Goal of the exercise: Repeat the records exactly as given. Do not include the pictures.

Data entries:

::::

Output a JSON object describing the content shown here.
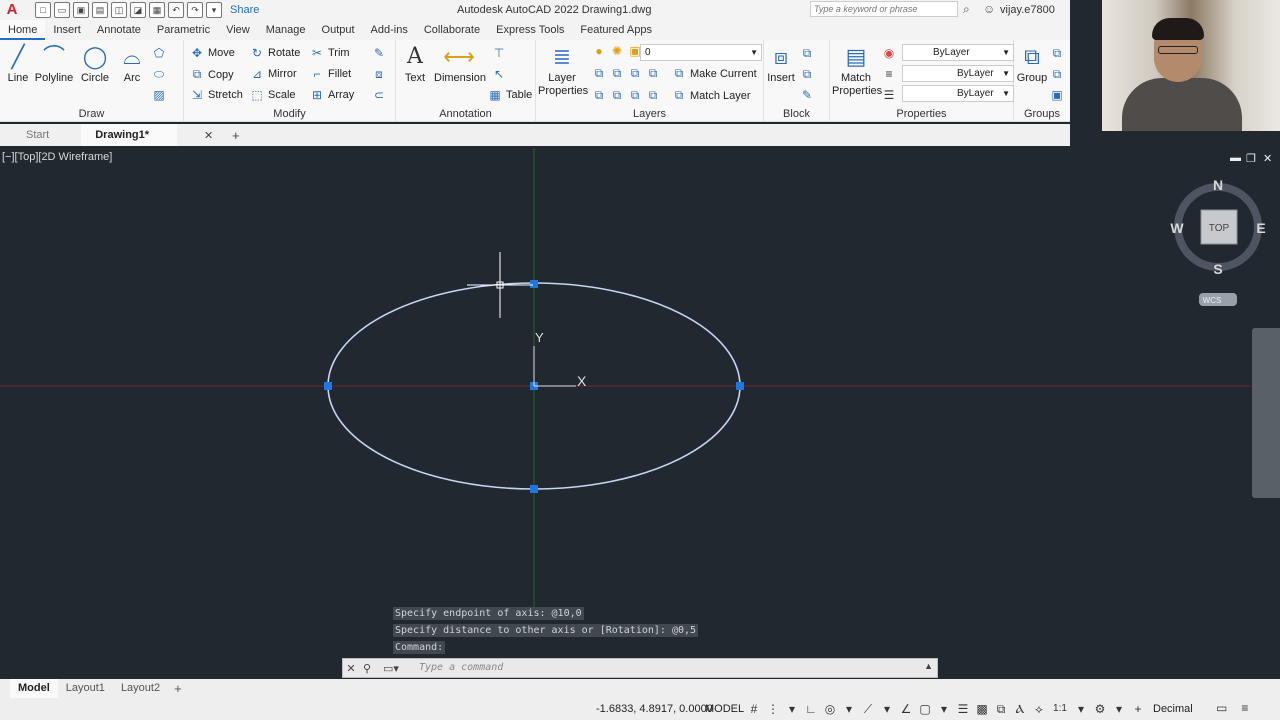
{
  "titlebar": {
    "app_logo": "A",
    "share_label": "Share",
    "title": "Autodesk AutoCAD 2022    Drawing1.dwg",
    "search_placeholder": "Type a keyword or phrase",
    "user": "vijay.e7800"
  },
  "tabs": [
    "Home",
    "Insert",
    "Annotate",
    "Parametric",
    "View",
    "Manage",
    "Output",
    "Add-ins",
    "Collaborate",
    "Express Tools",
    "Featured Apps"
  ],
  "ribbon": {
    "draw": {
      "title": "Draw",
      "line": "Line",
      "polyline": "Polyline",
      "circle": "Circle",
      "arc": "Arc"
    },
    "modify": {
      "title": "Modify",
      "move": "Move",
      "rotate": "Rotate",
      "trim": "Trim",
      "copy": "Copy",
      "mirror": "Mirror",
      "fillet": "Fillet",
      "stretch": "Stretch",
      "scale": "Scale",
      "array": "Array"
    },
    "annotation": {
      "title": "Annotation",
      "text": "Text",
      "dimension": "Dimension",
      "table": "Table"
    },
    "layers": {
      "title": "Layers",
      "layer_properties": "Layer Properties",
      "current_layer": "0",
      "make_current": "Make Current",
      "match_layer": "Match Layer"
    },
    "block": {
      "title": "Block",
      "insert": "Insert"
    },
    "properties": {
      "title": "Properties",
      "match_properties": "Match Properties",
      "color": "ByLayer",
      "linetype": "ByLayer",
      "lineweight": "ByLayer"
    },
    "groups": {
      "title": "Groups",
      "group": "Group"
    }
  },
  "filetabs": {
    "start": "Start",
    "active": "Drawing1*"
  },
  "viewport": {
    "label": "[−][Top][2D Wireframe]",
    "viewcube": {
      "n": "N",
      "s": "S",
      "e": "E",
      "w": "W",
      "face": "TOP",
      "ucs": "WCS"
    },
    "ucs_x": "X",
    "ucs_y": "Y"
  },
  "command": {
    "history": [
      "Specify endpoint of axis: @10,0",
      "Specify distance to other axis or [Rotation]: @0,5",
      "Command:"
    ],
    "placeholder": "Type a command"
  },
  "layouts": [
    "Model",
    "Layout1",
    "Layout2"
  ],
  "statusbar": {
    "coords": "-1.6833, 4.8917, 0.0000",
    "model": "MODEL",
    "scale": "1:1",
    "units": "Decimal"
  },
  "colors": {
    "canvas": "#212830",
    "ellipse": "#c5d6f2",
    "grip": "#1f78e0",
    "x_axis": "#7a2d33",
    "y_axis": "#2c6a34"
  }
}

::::

Answer to the problem:
Output a JSON object describing the content shown here.
{
  "titlebar": {
    "app_logo": "A",
    "share_label": "Share",
    "title": "Autodesk AutoCAD 2022    Drawing1.dwg",
    "search_placeholder": "Type a keyword or phrase",
    "user": "vijay.e7800"
  },
  "tabs": [
    "Home",
    "Insert",
    "Annotate",
    "Parametric",
    "View",
    "Manage",
    "Output",
    "Add-ins",
    "Collaborate",
    "Express Tools",
    "Featured Apps"
  ],
  "ribbon": {
    "draw": {
      "title": "Draw",
      "line": "Line",
      "polyline": "Polyline",
      "circle": "Circle",
      "arc": "Arc"
    },
    "modify": {
      "title": "Modify",
      "move": "Move",
      "rotate": "Rotate",
      "trim": "Trim",
      "copy": "Copy",
      "mirror": "Mirror",
      "fillet": "Fillet",
      "stretch": "Stretch",
      "scale": "Scale",
      "array": "Array"
    },
    "annotation": {
      "title": "Annotation",
      "text": "Text",
      "dimension": "Dimension",
      "table": "Table"
    },
    "layers": {
      "title": "Layers",
      "layer_properties": "Layer Properties",
      "current_layer": "0",
      "make_current": "Make Current",
      "match_layer": "Match Layer"
    },
    "block": {
      "title": "Block",
      "insert": "Insert"
    },
    "properties": {
      "title": "Properties",
      "match_properties": "Match Properties",
      "color": "ByLayer",
      "linetype": "ByLayer",
      "lineweight": "ByLayer"
    },
    "groups": {
      "title": "Groups",
      "group": "Group"
    }
  },
  "filetabs": {
    "start": "Start",
    "active": "Drawing1*"
  },
  "viewport": {
    "label": "[−][Top][2D Wireframe]",
    "viewcube": {
      "n": "N",
      "s": "S",
      "e": "E",
      "w": "W",
      "face": "TOP",
      "ucs": "WCS"
    },
    "ucs_x": "X",
    "ucs_y": "Y"
  },
  "command": {
    "history": [
      "Specify endpoint of axis: @10,0",
      "Specify distance to other axis or [Rotation]: @0,5",
      "Command:"
    ],
    "placeholder": "Type a command"
  },
  "layouts": [
    "Model",
    "Layout1",
    "Layout2"
  ],
  "statusbar": {
    "coords": "-1.6833, 4.8917, 0.0000",
    "model": "MODEL",
    "scale": "1:1",
    "units": "Decimal"
  },
  "colors": {
    "canvas": "#212830",
    "ellipse": "#c5d6f2",
    "grip": "#1f78e0",
    "x_axis": "#7a2d33",
    "y_axis": "#2c6a34"
  }
}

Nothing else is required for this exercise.